ACTION ITEM: Collect all lines containing the word "Output" from the data.

INFORMATION GIVEN:
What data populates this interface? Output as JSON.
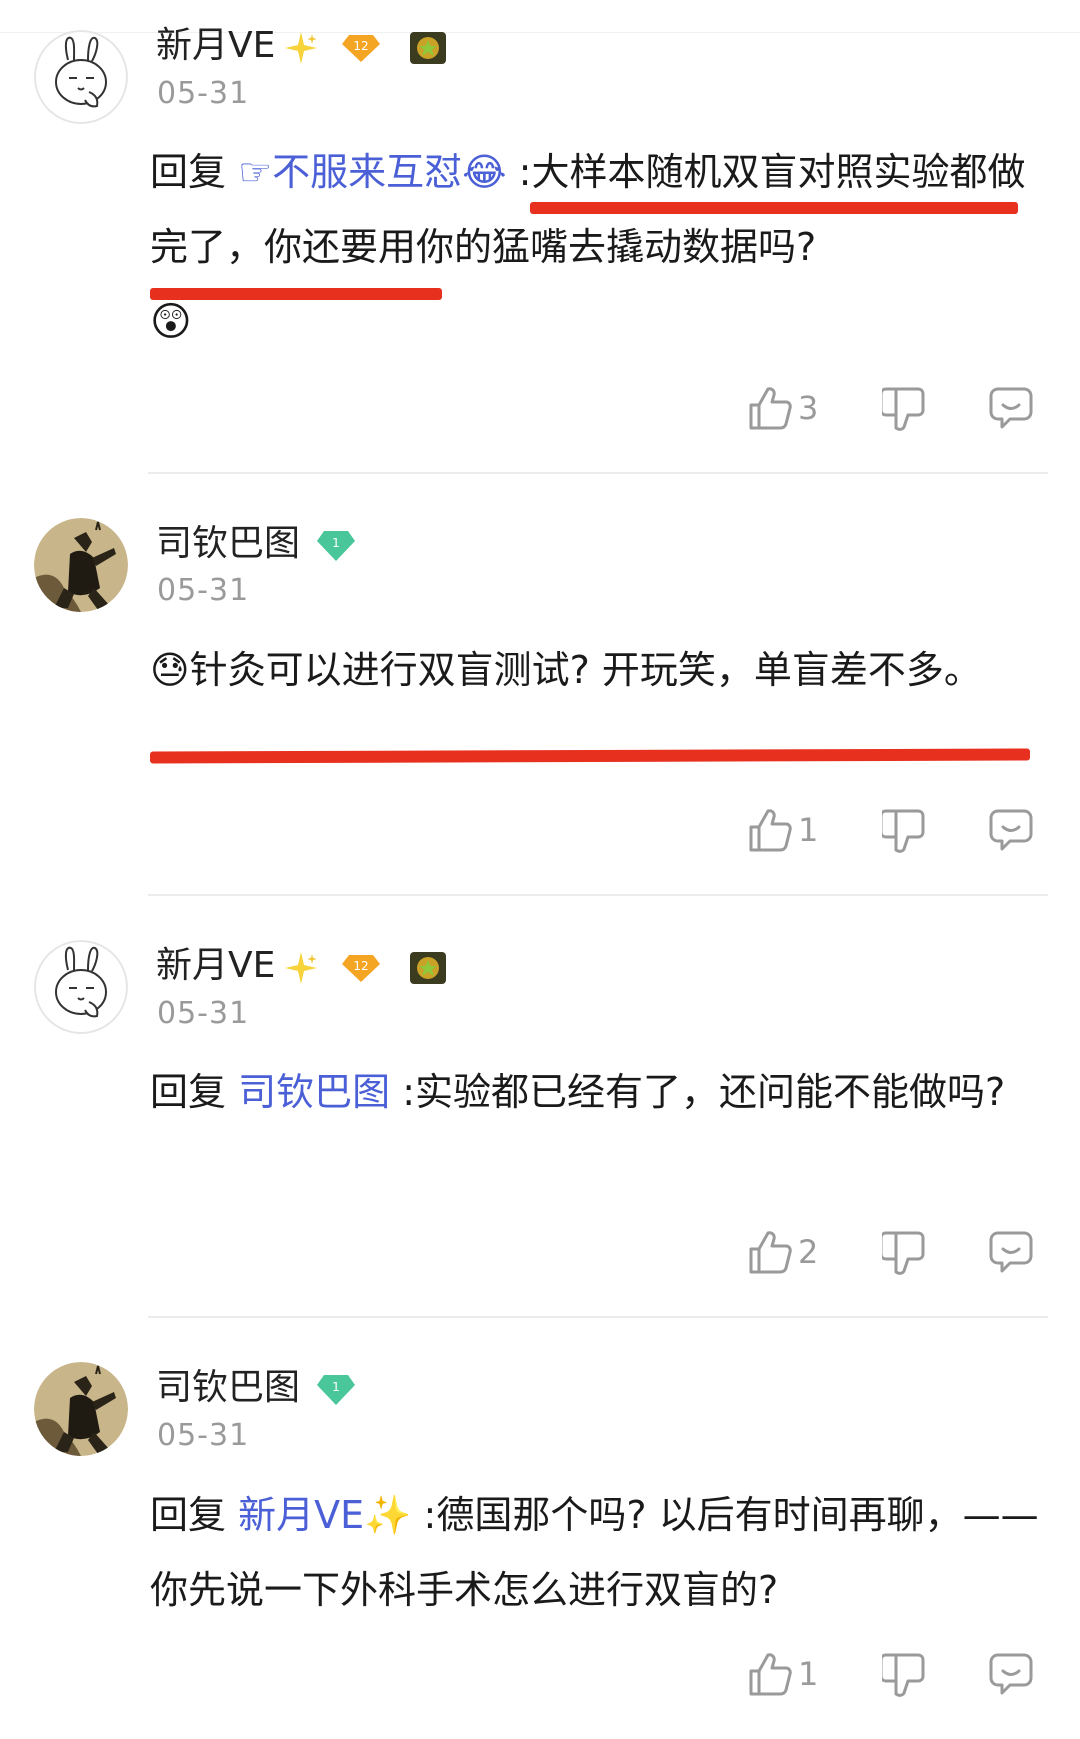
{
  "comments": [
    {
      "username": "新月VE",
      "date": "05-31",
      "reply_prefix": "回复 ",
      "mention": "☞不服来互怼",
      "mention_emoji": "😂",
      "text": " :大样本随机双盲对照实验都做完了，你还要用你的猛嘴去撬动数据吗?",
      "trailing_emoji": "😲",
      "likes": "3",
      "level_badge": "12",
      "colors": {
        "mention": "#4b5fd6",
        "underline": "#e8301f"
      }
    },
    {
      "username": "司钦巴图",
      "date": "05-31",
      "lead_emoji": "😓",
      "text": "针灸可以进行双盲测试? 开玩笑，单盲差不多。",
      "likes": "1",
      "level_badge": "1"
    },
    {
      "username": "新月VE",
      "date": "05-31",
      "reply_prefix": "回复 ",
      "mention": "司钦巴图",
      "text": " :实验都已经有了，还问能不能做吗?",
      "likes": "2",
      "level_badge": "12"
    },
    {
      "username": "司钦巴图",
      "date": "05-31",
      "reply_prefix": "回复 ",
      "mention": "新月VE",
      "mention_emoji": "✨",
      "text": " :德国那个吗? 以后有时间再聊，——你先说一下外科手术怎么进行双盲的?",
      "likes": "1",
      "level_badge": "1"
    }
  ],
  "icons": {
    "like": "thumbs-up-icon",
    "dislike": "thumbs-down-icon",
    "reply": "comment-bubble-icon",
    "sparkle": "sparkle-icon",
    "level": "level-diamond-icon",
    "medal": "medal-icon",
    "gem": "green-gem-icon"
  }
}
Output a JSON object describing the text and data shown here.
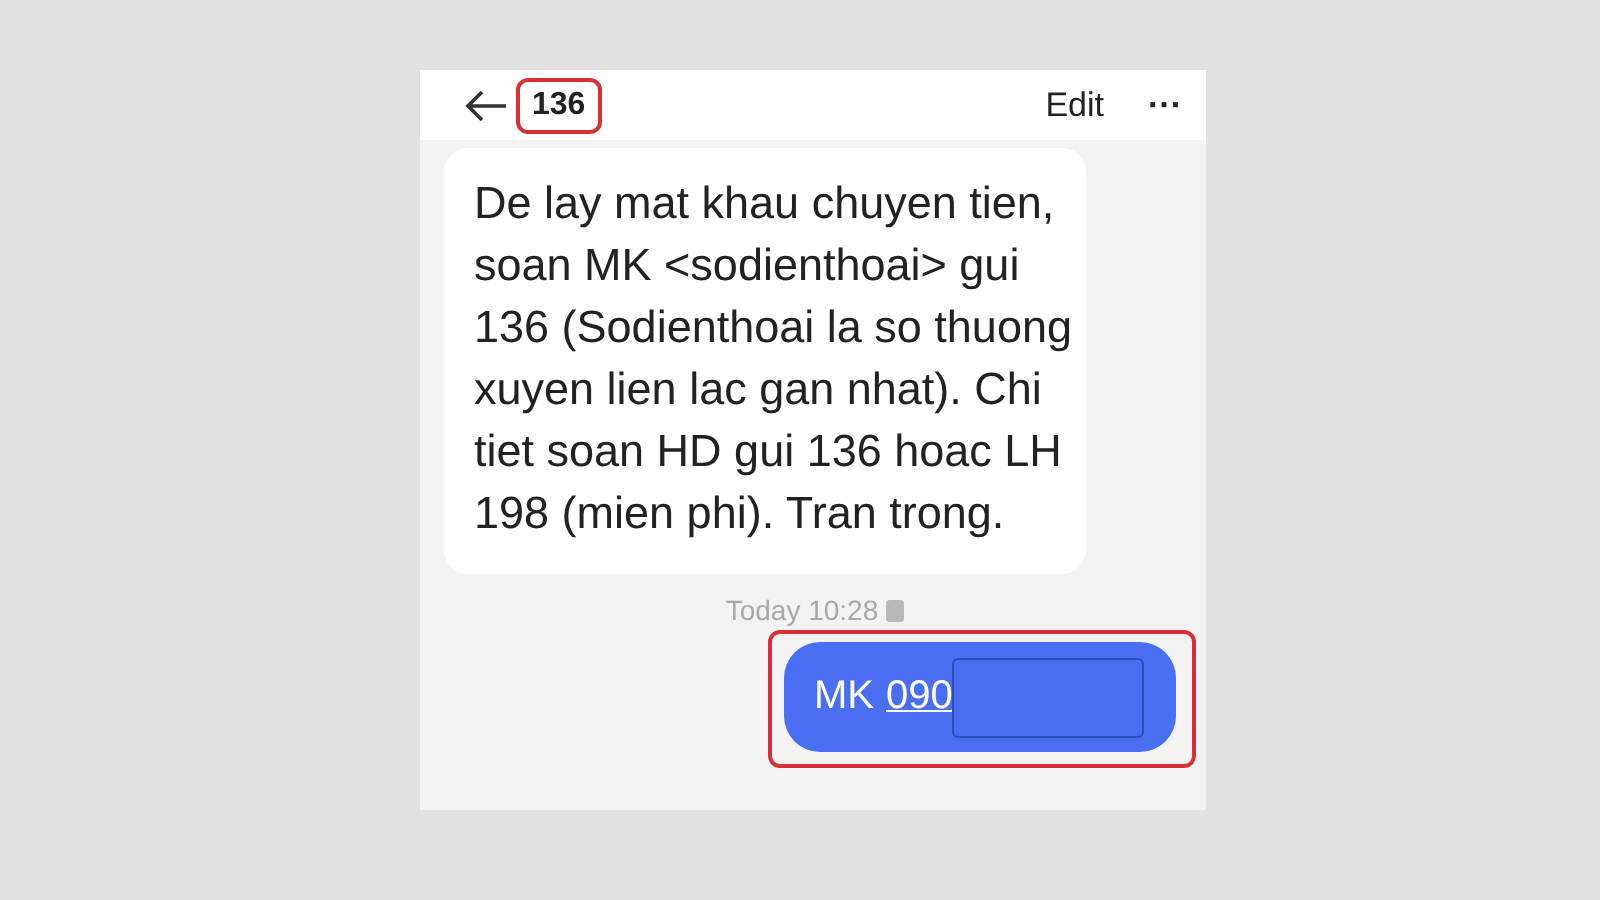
{
  "header": {
    "title": "136",
    "title_highlighted": true,
    "edit": "Edit",
    "more": "···"
  },
  "messages": [
    {
      "kind": "incoming",
      "text": "De lay mat khau chuyen tien, soan MK <sodienthoai> gui 136 (Sodienthoai la so thuong xuyen lien lac gan nhat). Chi tiet soan HD gui 136 hoac LH 198 (mien phi). Tran trong."
    },
    {
      "kind": "timestamp",
      "text": "Today 10:28"
    },
    {
      "kind": "outgoing",
      "prefix": "MK",
      "number": "090",
      "redacted": true,
      "highlighted": true
    }
  ]
}
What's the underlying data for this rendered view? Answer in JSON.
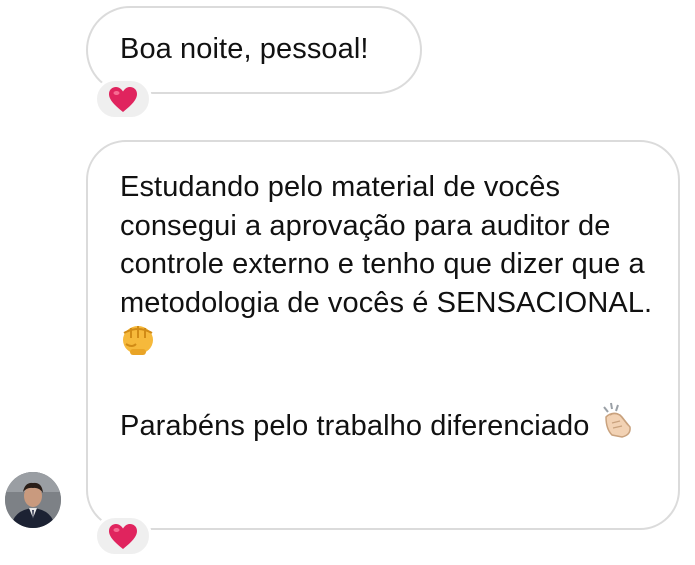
{
  "messages": [
    {
      "text": "Boa noite, pessoal!",
      "reaction": "heart-icon"
    },
    {
      "paragraphs": [
        "Estudando pelo material de vocês consegui a aprovação para auditor de controle externo e tenho que dizer que a metodologia de vocês é SENSACIONAL.",
        "Parabéns pelo trabalho diferenciado"
      ],
      "emojis": [
        "fist-icon",
        "clapping-hands-icon"
      ],
      "reaction": "heart-icon"
    }
  ],
  "colors": {
    "bubble_border": "#dbdbdb",
    "reaction_bg": "#efefef",
    "heart": "#e0245e",
    "text": "#111111"
  }
}
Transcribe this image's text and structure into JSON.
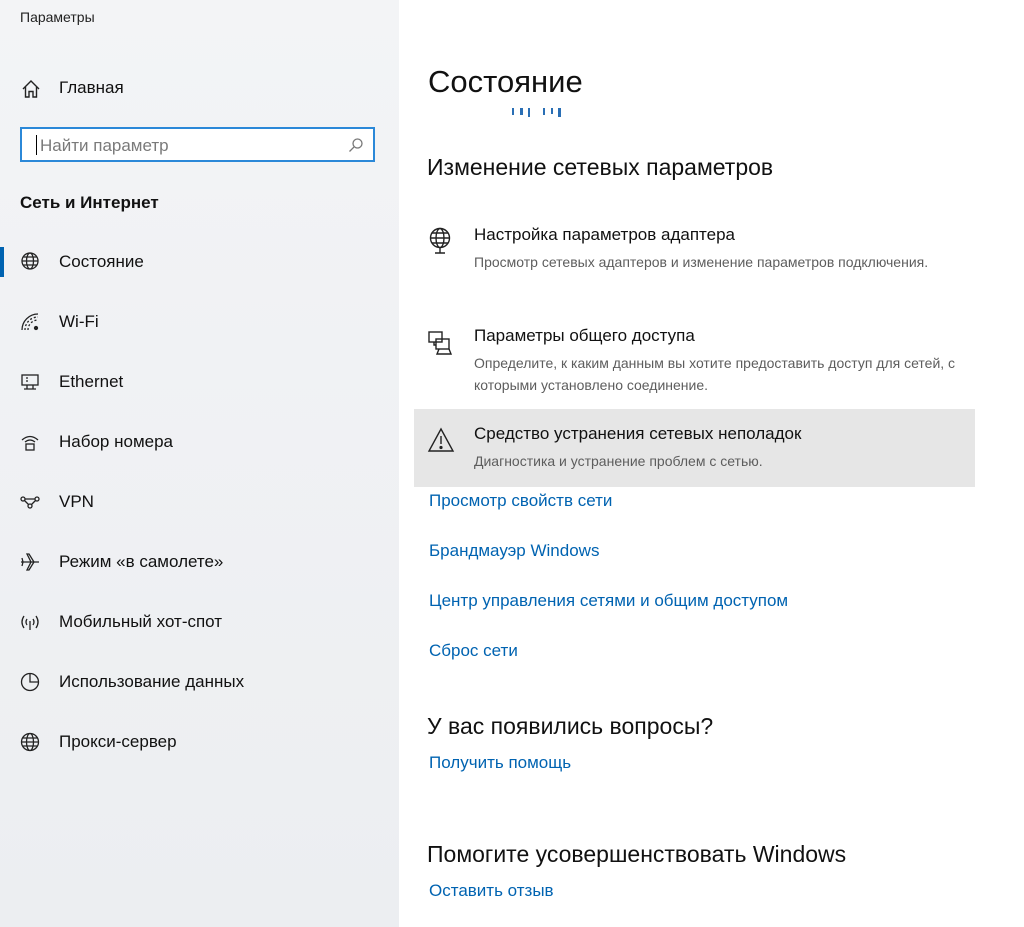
{
  "window": {
    "title": "Параметры"
  },
  "sidebar": {
    "home_label": "Главная",
    "search": {
      "placeholder": "Найти параметр",
      "value": ""
    },
    "section_title": "Сеть и Интернет",
    "items": [
      {
        "label": "Состояние",
        "icon": "globe-status-icon",
        "selected": true
      },
      {
        "label": "Wi-Fi",
        "icon": "wifi-icon"
      },
      {
        "label": "Ethernet",
        "icon": "ethernet-icon"
      },
      {
        "label": "Набор номера",
        "icon": "dialup-icon"
      },
      {
        "label": "VPN",
        "icon": "vpn-icon"
      },
      {
        "label": "Режим «в самолете»",
        "icon": "airplane-icon"
      },
      {
        "label": "Мобильный хот-спот",
        "icon": "hotspot-icon"
      },
      {
        "label": "Использование данных",
        "icon": "data-usage-icon"
      },
      {
        "label": "Прокси-сервер",
        "icon": "globe-icon"
      }
    ]
  },
  "main": {
    "title": "Состояние",
    "change_heading": "Изменение сетевых параметров",
    "options": [
      {
        "title": "Настройка параметров адаптера",
        "desc": "Просмотр сетевых адаптеров и изменение параметров подключения.",
        "icon": "adapter-globe-icon"
      },
      {
        "title": "Параметры общего доступа",
        "desc": "Определите, к каким данным вы хотите предоставить доступ для сетей, с которыми установлено соединение.",
        "icon": "sharing-icon"
      },
      {
        "title": "Средство устранения сетевых неполадок",
        "desc": "Диагностика и устранение проблем с сетью.",
        "icon": "warning-icon",
        "highlighted": true
      }
    ],
    "links": [
      "Просмотр свойств сети",
      "Брандмауэр Windows",
      "Центр управления сетями и общим доступом",
      "Сброс сети"
    ],
    "questions_heading": "У вас появились вопросы?",
    "help_link": "Получить помощь",
    "improve_heading": "Помогите усовершенствовать Windows",
    "feedback_link": "Оставить отзыв"
  },
  "colors": {
    "accent": "#0063b1",
    "search_border": "#2b88d8",
    "highlight": "#e6e6e6",
    "sidebar_bg": "#f0f1f3"
  }
}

SOLVED EXERCISE:
What data populates this interface? Output as JSON.
Output a JSON object describing the text and data shown here.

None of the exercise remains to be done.